This blog is the fourth in a series on organizational structure and sustainability, from the perspective of BSR’s Director of Operations. The first is on the role and placement of the CSO in an organization. The second covers strategy and the integration of sustainability into the business model, and the third examines how to establish a common organizational language for successful sustainability outcomes.   

The CFO serves as the great reality check on corporate initiatives, capable of reducing grand intentions to sobering data. And that is why she can also be a CSO or CSR leader’s best friend. Here are six priority areas that can form the basis for a lasting friendship.

As BSR’s CFO, Dan Luscher understands the business priorities of a broad range of companies and industries. He believes that “beyond the dense words and pretty pictures, every business plan or annual report addresses a set of core issues that each company must face. The more CSR programs support these issues, the more concrete support they’ll likely receive from the CFO.” Below is a high-level summary of these priority areas with suggestions for where the CFO and the sustainability team can not only speak the same language but also achieve mutually beneficial results. 

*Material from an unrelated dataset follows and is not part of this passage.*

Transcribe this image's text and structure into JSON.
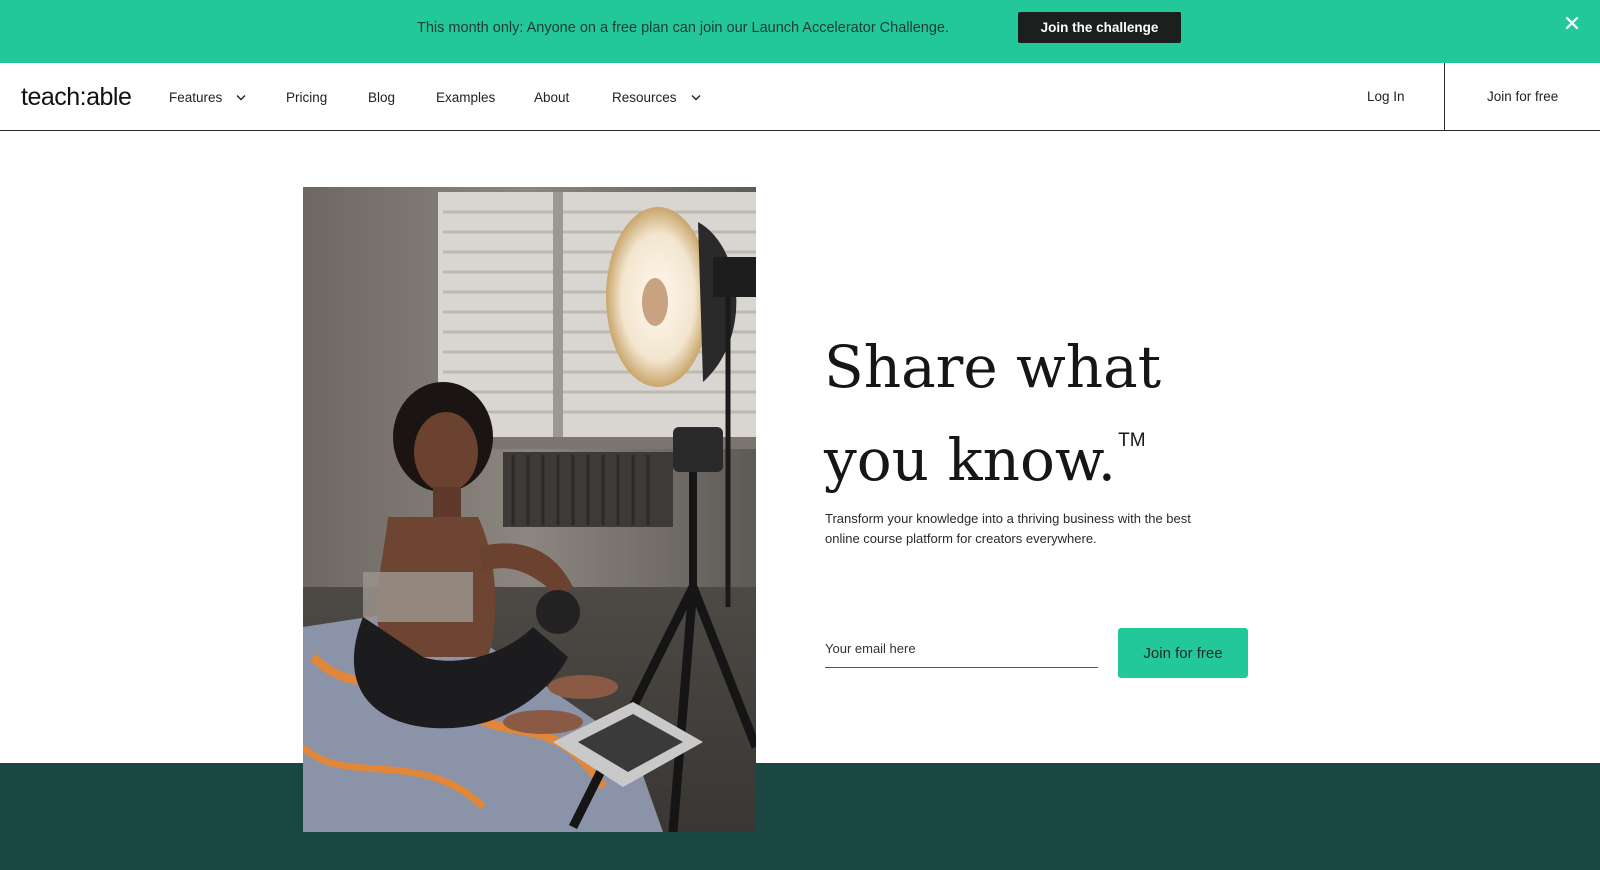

  1. Business Model: CSR can directly support the business model through product or process innovation or by promoting supply chain improvements that are also sustainable.
  2. Markets: CSR practices can directly influence and build the customer base, such as a product recycling program to drive new customers or community outreach to support brand awareness.
  3. Teams:  There is a proven correlation between CSR and top talent attraction and retention, as well as between healthy/happy labor and productivity. 
  4. Resources: Fundamentally, CSR is about the forward planning of business-critical resources and stakeholder relationships, whether it is raw materials or people. For example, structural changes in the supply chain can help secure critical resources at reasonable cost for the long term.
  5. Risk: Risk management is an increasingly sophisticated area of business, and sustainable practices can directly contribute to the mitigation of medium- and long-term risks, from sustainable sourcing of production and raw materials to the siting of future investments.
  6. Revenue and Profit: CSR directly contributes to the bottom line (in addition to the triple bottom line) by using sustainable practices to lower energy costs, improve production, build customers, and contribute to a range of other initiatives. 

In each case, you’ll notice a pattern in line with the above. Sustainability is not the driver: good business is. Of course, broader questions of corporate responsibility and ethics should be integrated into every business decision. Yet, when sustainable practices are clearly aligned with business imperatives, the more likely it is that the practices themselves will be sustained by the business, even when times get tough. And the higher the degree to which we can address and measure sustainability, the greater endorsement we are likely to get from the CFO, which leads us to the next gateway to the CFO’s heart: the KPI, which will be covered in the next blog.